Would the stay-at-home dog pace their chores around their favorite shows? You know, fold clothes while their stories played every afternoon. And what would they pick to watch? Would they aim for classics like “Lassie Come Home” or “My Dog Skip,” or something totally unexpected like “Desperate Housewives?” Maybe they’d crank up the music and dance around the house. That would be a funny scene to come upon. What if the dog not only fetched the newspaper, but read it too?

What if all those things were possible? I can picture it clearly. I’d grab my keys in the morning as usual, and give our Labrador, Mimi, a pat on the head. “See you later, girl,” I’d say, as always, then add, “Don’t forget to do your chores.” At the door, I’d add, “I made a sandwich for you. It’s in the fridge.” Then off to work I’d go, knowing that she would be busy making my life easier.

She’d sleep in, knowing she had the whole day to get her workload done. Then she’d yawn and stretch and saunter into the kitchen, where she’d check to see if there was any coffee left. She’d pour what she found and lap it up from a saucer. Then she’d nibble at the kibble from her bowl. She wouldn’t eat much because there’d be dishes to do and there was always a snack to be had in the prewashing. She’d tie on an apron and start in on the dishes. She’d wag her tail at the discovery that last night’s dinner was meatloaf and there was much deliciously greasy prewashing to be done. After that chore, she’d start on the laundry. She’d recall smelling some food stains from the hamper, so she’d drag out the stained garments and lick them clean. Good dog. Stain remover’s got nothing on Mimi’s tongue.

After that, Mimi would curl up on her bed to have a little midmorning nap.
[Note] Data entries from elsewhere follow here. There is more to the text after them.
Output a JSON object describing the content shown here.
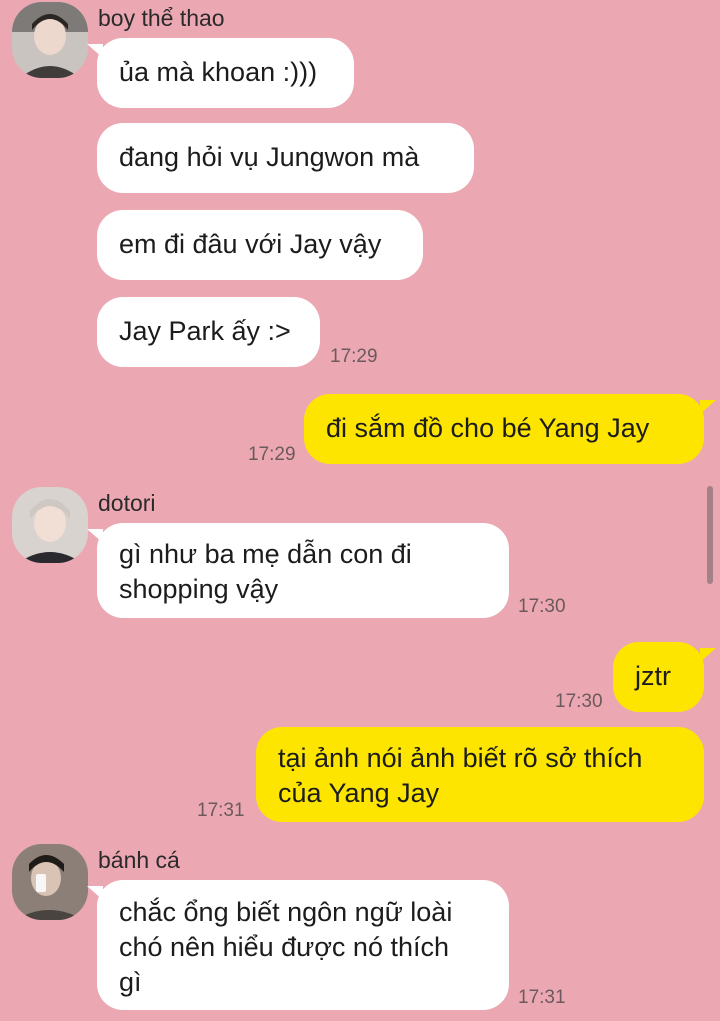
{
  "colors": {
    "background": "#eca8b2",
    "incoming_bubble": "#ffffff",
    "outgoing_bubble": "#fee500",
    "timestamp": "#6b5a5d"
  },
  "groups": [
    {
      "sender": "boy thể thao",
      "avatar_icon": "avatar-photo",
      "messages": [
        {
          "text": "ủa mà khoan :)))"
        },
        {
          "text": "đang hỏi vụ Jungwon mà"
        },
        {
          "text": "em đi đâu với Jay vậy"
        },
        {
          "text": "Jay Park ấy :>",
          "time": "17:29"
        }
      ]
    },
    {
      "outgoing": true,
      "messages": [
        {
          "text": "đi sắm đồ cho bé Yang Jay",
          "time": "17:29"
        }
      ]
    },
    {
      "sender": "dotori",
      "avatar_icon": "avatar-photo",
      "messages": [
        {
          "lines": [
            "gì như ba mẹ dẫn con đi",
            "shopping vậy"
          ],
          "time": "17:30"
        }
      ]
    },
    {
      "outgoing": true,
      "messages": [
        {
          "text": "jztr",
          "time": "17:30"
        },
        {
          "lines": [
            "tại ảnh nói ảnh biết rõ sở thích",
            "của Yang Jay"
          ],
          "time": "17:31"
        }
      ]
    },
    {
      "sender": "bánh cá",
      "avatar_icon": "avatar-photo",
      "messages": [
        {
          "lines": [
            "chắc ổng biết ngôn ngữ loài",
            "chó nên hiểu được nó thích",
            "gì"
          ],
          "time": "17:31"
        }
      ]
    }
  ]
}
If anyone came across her in that moment, they’d believe her to be just a normal dog. But we’re not dealing with a normal dog, or reality, for that matter. Back to my imagining: When she’d had enough, she’d rise to proceed with her productive day. She’d take the clothes out of the dryer and drop them on the coffee table. That would count as exercise as she could carry only a few garments at a time in her mouth. Toiling in that effort, she’d notice that she needed a good brushing. That chore would eat up nearly a half-hour. The folding would occur while she watched “Frasier.” She’d adore watching the two snobby brothers and that mischievous Eddie dog. Much tail wagging.
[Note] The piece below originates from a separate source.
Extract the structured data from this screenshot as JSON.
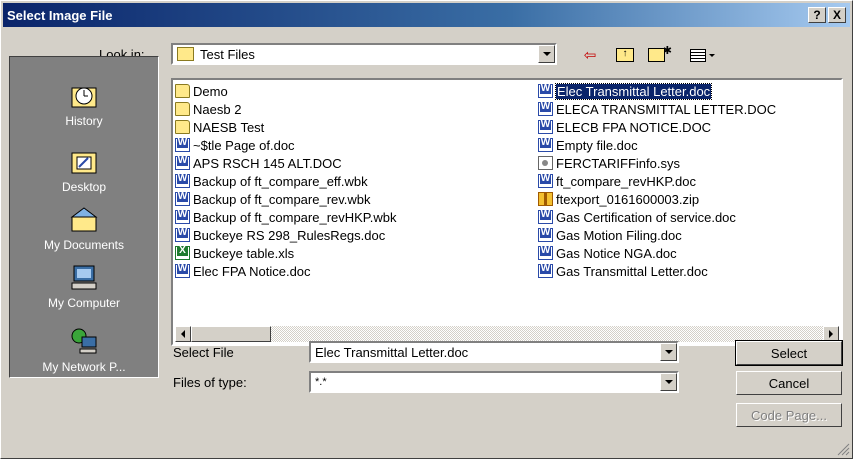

Before she’d know it, it would be time to start dinner. She’d sigh at the house rule that preparing meat was not allowed. That all stemmed from an unfortunate incident involving some rib eye steaks gone missing and the suspicious stomach distress that followed. She’d put potatoes in the oven, crunching down just enough for teeth marks to count as fork holes. Then she’d do her floor cleaning rounds by sniffing for crumbs and spills and licking them up. Good dog.

With the time remaining, she’d race around the house, nails skittering at the turns, and jump on and off the bed just for fun. She’d be alerted to my arrival by the crunching of car tires on the gravel drive. She’d hastily pull the bed covers in place with her teeth. At the sound of the car door shutting, she’d scurry to the front door and sit down expectantly, ears alert and tail sweeping the floor. When I’d come through the door, she’d caper and prance, all wagging tail and big smile on her muzzle.

“Did you have a good day?” I’d ask, crouching down to give her some love. And that’s how my imagination would play out with Mimi having a day alone in the house. My imagination is a lovely place to be.

The reality is that our Mimi is far too old and arthritic to do any chores, even if that was possible. Racing anywhere or jumping up onto the bed are from a bygone era. When I leave in the morning, I do so with fingers crossed that she’ll have a good day—less stiff and with a hearty appetite. When I return at the end of the day, she is not waiting for me at the door. In fact, until I seek her out, she doesn’t even know I’ve arrived. I usually find her sleeping. At my touch, she looks up through foggy eyes, and her tail thumps in greeting. I pat her on the head and say, “Did you have a good day?” And I rub her neck and ears. Good dog.